### Task requirements
Check every line of the data below for "icon". Copy each one that has it.

━━ Data provided

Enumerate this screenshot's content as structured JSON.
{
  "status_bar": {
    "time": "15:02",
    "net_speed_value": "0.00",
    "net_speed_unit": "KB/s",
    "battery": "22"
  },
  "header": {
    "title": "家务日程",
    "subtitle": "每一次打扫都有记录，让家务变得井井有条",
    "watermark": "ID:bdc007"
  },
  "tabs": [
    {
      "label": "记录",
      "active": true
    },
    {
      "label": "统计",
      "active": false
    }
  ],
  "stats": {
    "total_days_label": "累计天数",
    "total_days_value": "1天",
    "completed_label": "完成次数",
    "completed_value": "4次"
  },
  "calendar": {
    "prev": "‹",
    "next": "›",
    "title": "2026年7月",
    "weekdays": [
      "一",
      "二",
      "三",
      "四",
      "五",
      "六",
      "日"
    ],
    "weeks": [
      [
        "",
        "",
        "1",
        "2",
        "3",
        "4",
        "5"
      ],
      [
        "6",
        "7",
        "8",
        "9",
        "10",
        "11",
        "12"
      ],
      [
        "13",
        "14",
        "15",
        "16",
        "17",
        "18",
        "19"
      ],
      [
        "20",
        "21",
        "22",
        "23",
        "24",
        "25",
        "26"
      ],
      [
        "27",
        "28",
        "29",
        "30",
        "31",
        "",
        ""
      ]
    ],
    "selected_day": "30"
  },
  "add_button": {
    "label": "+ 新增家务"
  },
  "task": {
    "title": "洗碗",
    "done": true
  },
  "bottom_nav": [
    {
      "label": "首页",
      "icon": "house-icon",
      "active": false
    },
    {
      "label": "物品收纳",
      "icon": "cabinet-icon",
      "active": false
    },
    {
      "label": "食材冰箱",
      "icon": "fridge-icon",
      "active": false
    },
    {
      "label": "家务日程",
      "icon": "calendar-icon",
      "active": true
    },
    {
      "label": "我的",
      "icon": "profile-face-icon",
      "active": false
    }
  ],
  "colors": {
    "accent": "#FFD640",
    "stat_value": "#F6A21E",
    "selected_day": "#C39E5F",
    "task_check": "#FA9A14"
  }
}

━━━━

### Result of this exercise
      "icon": "house-icon",
      "icon": "cabinet-icon",
      "icon": "fridge-icon",
      "icon": "calendar-icon",
      "icon": "profile-face-icon",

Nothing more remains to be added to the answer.